Data records for software interfaces:
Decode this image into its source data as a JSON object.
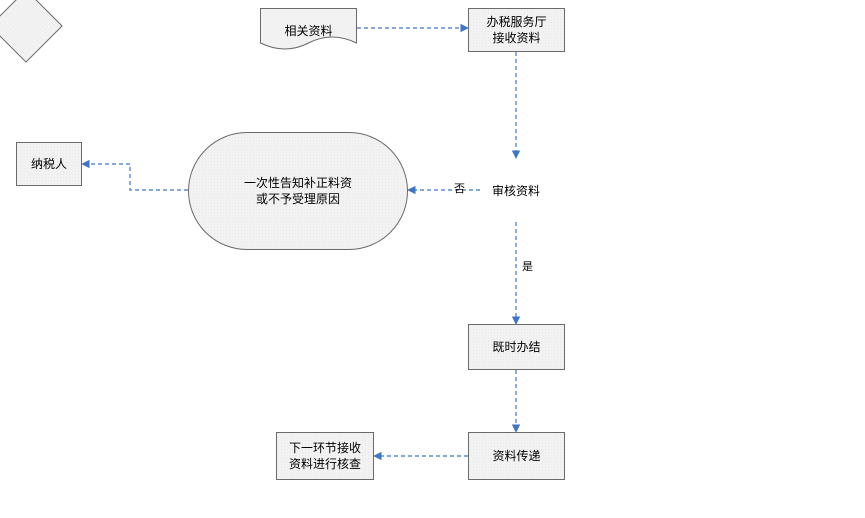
{
  "chart_data": {
    "type": "flowchart",
    "title": "",
    "nodes": [
      {
        "id": "docs",
        "shape": "document",
        "label": "相关资料"
      },
      {
        "id": "receive",
        "shape": "process",
        "label": "办税服务厅\n接收资料"
      },
      {
        "id": "review",
        "shape": "decision",
        "label": "审核资料"
      },
      {
        "id": "notify",
        "shape": "terminator",
        "label": "一次性告知补正料资\n或不予受理原因"
      },
      {
        "id": "taxpayer",
        "shape": "process",
        "label": "纳税人"
      },
      {
        "id": "handle",
        "shape": "process",
        "label": "既时办结"
      },
      {
        "id": "transfer",
        "shape": "process",
        "label": "资料传递"
      },
      {
        "id": "next",
        "shape": "process",
        "label": "下一环节接收\n资料进行核查"
      }
    ],
    "edges": [
      {
        "from": "docs",
        "to": "receive",
        "label": ""
      },
      {
        "from": "receive",
        "to": "review",
        "label": ""
      },
      {
        "from": "review",
        "to": "notify",
        "label": "否"
      },
      {
        "from": "review",
        "to": "handle",
        "label": "是"
      },
      {
        "from": "notify",
        "to": "taxpayer",
        "label": ""
      },
      {
        "from": "handle",
        "to": "transfer",
        "label": ""
      },
      {
        "from": "transfer",
        "to": "next",
        "label": ""
      }
    ]
  },
  "nodes": {
    "docs": "相关资料",
    "receive_l1": "办税服务厅",
    "receive_l2": "接收资料",
    "review": "审核资料",
    "notify_l1": "一次性告知补正料资",
    "notify_l2": "或不予受理原因",
    "taxpayer": "纳税人",
    "handle": "既时办结",
    "transfer": "资料传递",
    "next_l1": "下一环节接收",
    "next_l2": "资料进行核查"
  },
  "labels": {
    "no": "否",
    "yes": "是"
  },
  "colors": {
    "edge": "#3e74c9",
    "border": "#6a6a6a",
    "fill": "#f2f2f2"
  }
}
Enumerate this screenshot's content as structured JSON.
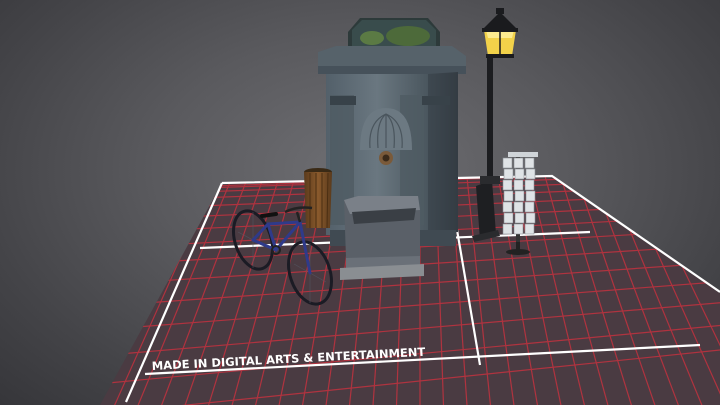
{
  "scene": {
    "floor_label": "MADE IN DIGITAL ARTS & ENTERTAINMENT",
    "objects": [
      "fountain",
      "street-lamp",
      "trash-bin",
      "bicycle",
      "postcard-rack"
    ]
  },
  "colors": {
    "background": "#4e4e52",
    "floor_tile": "#4a3b42",
    "floor_grid": "#c2323f",
    "floor_border": "#ffffff",
    "stone": "#5d6870",
    "lamp_glass": "#f2d24a"
  }
}
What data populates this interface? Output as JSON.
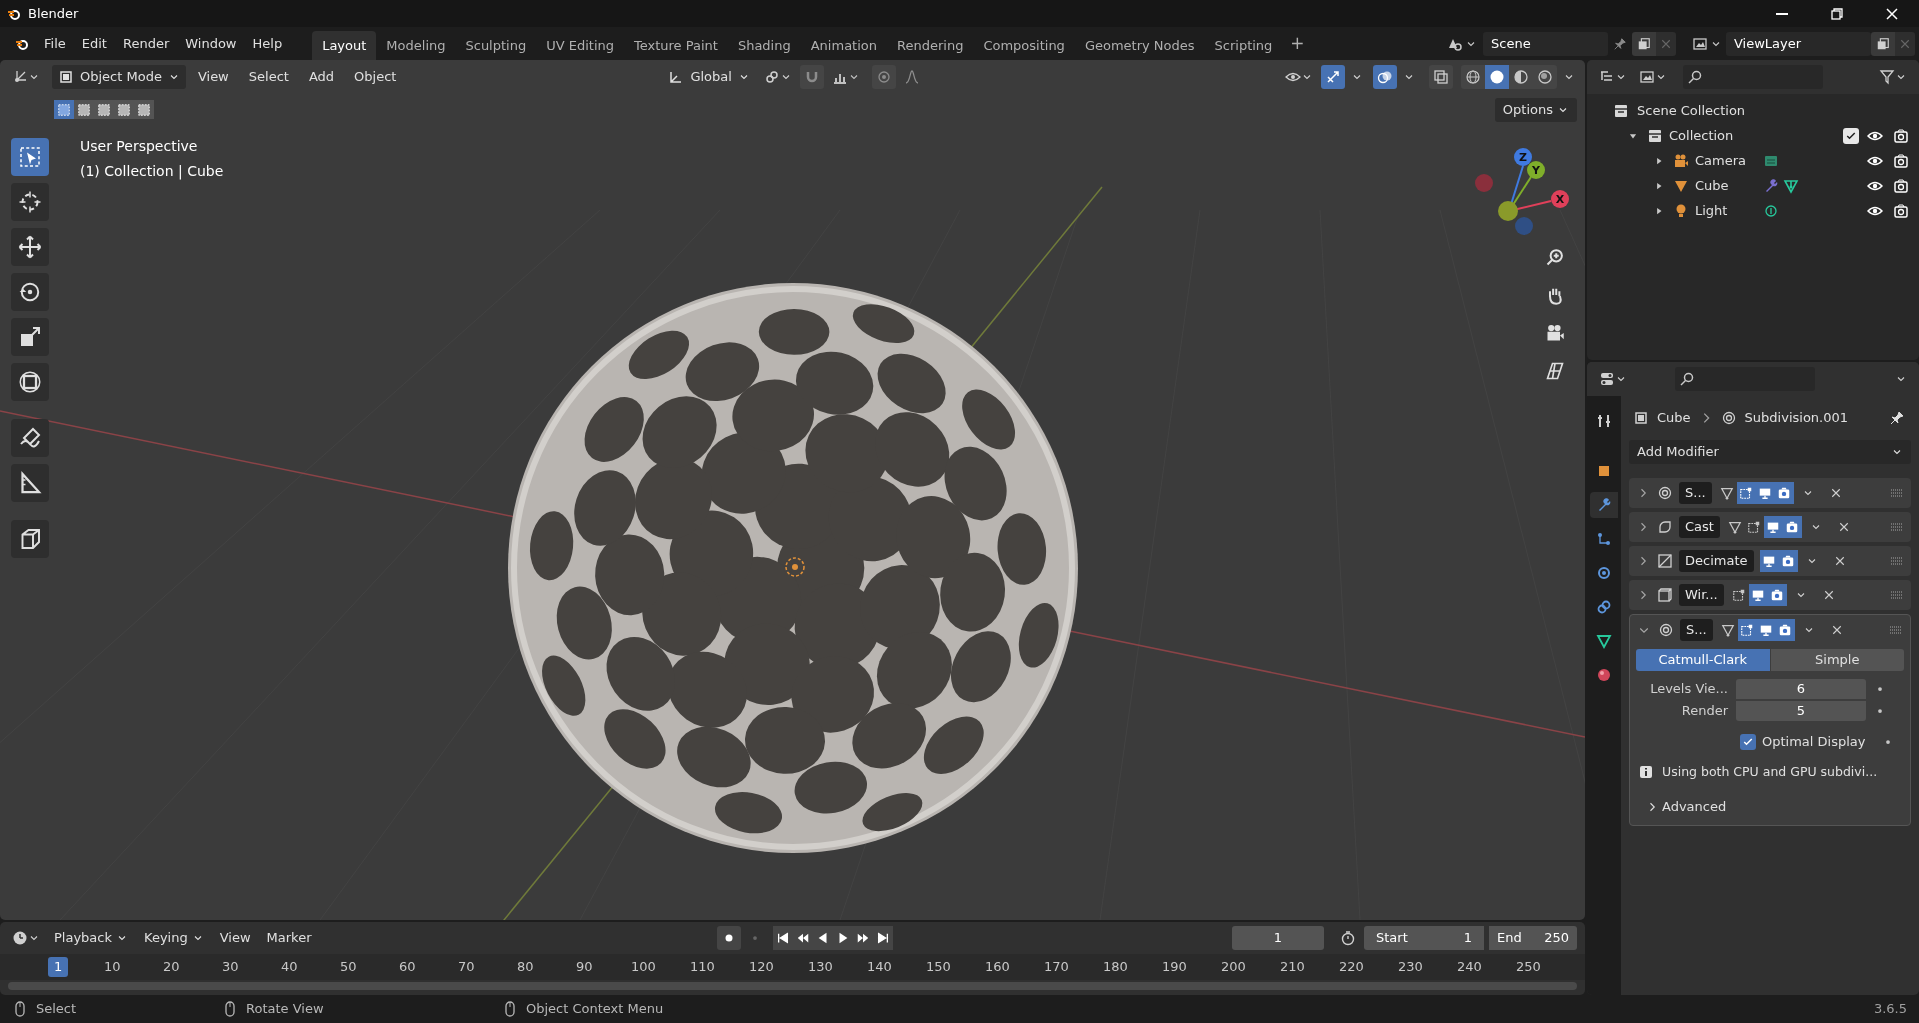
{
  "window": {
    "title": "Blender"
  },
  "menu": [
    "File",
    "Edit",
    "Render",
    "Window",
    "Help"
  ],
  "workspaces": [
    {
      "label": "Layout",
      "selected": true
    },
    {
      "label": "Modeling",
      "selected": false
    },
    {
      "label": "Sculpting",
      "selected": false
    },
    {
      "label": "UV Editing",
      "selected": false
    },
    {
      "label": "Texture Paint",
      "selected": false
    },
    {
      "label": "Shading",
      "selected": false
    },
    {
      "label": "Animation",
      "selected": false
    },
    {
      "label": "Rendering",
      "selected": false
    },
    {
      "label": "Compositing",
      "selected": false
    },
    {
      "label": "Geometry Nodes",
      "selected": false
    },
    {
      "label": "Scripting",
      "selected": false
    }
  ],
  "add_workspace": "+",
  "scene": "Scene",
  "view_layer": "ViewLayer",
  "viewport": {
    "mode": "Object Mode",
    "menus": [
      "View",
      "Select",
      "Add",
      "Object"
    ],
    "orientation": "Global",
    "shading": [
      {
        "kind": "wireframe",
        "selected": false
      },
      {
        "kind": "solid",
        "selected": true
      },
      {
        "kind": "material",
        "selected": false
      },
      {
        "kind": "rendered",
        "selected": false
      }
    ],
    "select_modes": [
      {
        "selected": true
      },
      {
        "selected": false
      },
      {
        "selected": false
      },
      {
        "selected": false
      },
      {
        "selected": false
      }
    ],
    "options": "Options",
    "view_name": "User Perspective",
    "view_info": "(1) Collection | Cube",
    "tools": [
      {
        "kind": "select",
        "selected": true
      },
      {
        "kind": "cursor",
        "selected": false
      },
      {
        "kind": "move",
        "selected": false
      },
      {
        "kind": "rotate",
        "selected": false
      },
      {
        "kind": "scale",
        "selected": false
      },
      {
        "kind": "transform",
        "selected": false
      },
      {
        "kind": "annotate",
        "selected": false
      },
      {
        "kind": "measure",
        "selected": false
      },
      {
        "kind": "add-cube",
        "selected": false
      }
    ],
    "gizmo": {
      "z": "Z",
      "y": "Y",
      "x": "X"
    }
  },
  "outliner": {
    "root": "Scene Collection",
    "items": [
      {
        "label": "Collection",
        "kind": "collection",
        "expanded": true,
        "checked": true,
        "children": [
          {
            "label": "Camera",
            "kind": "camera",
            "expanded": false
          },
          {
            "label": "Cube",
            "kind": "mesh",
            "expanded": false
          },
          {
            "label": "Light",
            "kind": "light",
            "expanded": false
          }
        ]
      }
    ]
  },
  "properties": {
    "tabs": [
      {
        "kind": "tool",
        "selected": false
      },
      {
        "kind": "object",
        "selected": false
      },
      {
        "kind": "modifier",
        "selected": true
      },
      {
        "kind": "particles",
        "selected": false
      },
      {
        "kind": "physics",
        "selected": false
      },
      {
        "kind": "constraints",
        "selected": false
      },
      {
        "kind": "data",
        "selected": false
      },
      {
        "kind": "material",
        "selected": false
      }
    ],
    "breadcrumb": [
      "Cube",
      "Subdivision.001"
    ],
    "add_modifier": "Add Modifier",
    "modifiers": [
      {
        "name": "S...",
        "kind": "subdivision",
        "expanded": false,
        "toggles": [
          {
            "kind": "cage",
            "on": false
          },
          {
            "kind": "editmode",
            "on": true
          },
          {
            "kind": "viewport",
            "on": true
          },
          {
            "kind": "render",
            "on": true
          }
        ]
      },
      {
        "name": "Cast",
        "kind": "cast",
        "expanded": false,
        "toggles": [
          {
            "kind": "cage",
            "on": false
          },
          {
            "kind": "editmode",
            "on": false
          },
          {
            "kind": "viewport",
            "on": true
          },
          {
            "kind": "render",
            "on": true
          }
        ]
      },
      {
        "name": "Decimate",
        "kind": "decimate",
        "expanded": false,
        "toggles": [
          {
            "kind": "viewport",
            "on": true
          },
          {
            "kind": "render",
            "on": true
          }
        ]
      },
      {
        "name": "Wir...",
        "kind": "wireframe",
        "expanded": false,
        "toggles": [
          {
            "kind": "editmode",
            "on": false
          },
          {
            "kind": "viewport",
            "on": true
          },
          {
            "kind": "render",
            "on": true
          }
        ]
      },
      {
        "name": "S...",
        "kind": "subdivision",
        "expanded": true,
        "toggles": [
          {
            "kind": "cage",
            "on": false
          },
          {
            "kind": "editmode",
            "on": true
          },
          {
            "kind": "viewport",
            "on": true
          },
          {
            "kind": "render",
            "on": true
          }
        ],
        "methods": [
          {
            "label": "Catmull-Clark",
            "selected": true
          },
          {
            "label": "Simple",
            "selected": false
          }
        ],
        "fields": [
          {
            "label": "Levels Vie...",
            "value": "6"
          },
          {
            "label": "Render",
            "value": "5"
          }
        ],
        "optimal_display": {
          "label": "Optimal Display",
          "checked": true
        },
        "info": "Using both CPU and GPU subdivi...",
        "advanced": {
          "label": "Advanced",
          "expanded": false
        }
      }
    ]
  },
  "timeline": {
    "menus": [
      {
        "label": "Playback",
        "kind": "dropdown"
      },
      {
        "label": "Keying",
        "kind": "dropdown"
      },
      {
        "label": "View",
        "kind": "menu"
      },
      {
        "label": "Marker",
        "kind": "menu"
      }
    ],
    "current_frame": "1",
    "start_label": "Start",
    "start": "1",
    "end_label": "End",
    "end": "250",
    "ruler": [
      "1",
      "10",
      "20",
      "30",
      "40",
      "50",
      "60",
      "70",
      "80",
      "90",
      "100",
      "110",
      "120",
      "130",
      "140",
      "150",
      "160",
      "170",
      "180",
      "190",
      "200",
      "210",
      "220",
      "230",
      "240",
      "250"
    ]
  },
  "status_bar": {
    "hints": [
      "Select",
      "Rotate View",
      "Object Context Menu"
    ],
    "version": "3.6.5"
  }
}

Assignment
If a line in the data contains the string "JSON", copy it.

Task output
Decode this image into its source data as a JSON object.
Enumerate this screenshot's content as structured JSON.
What data populates this interface? Output as JSON.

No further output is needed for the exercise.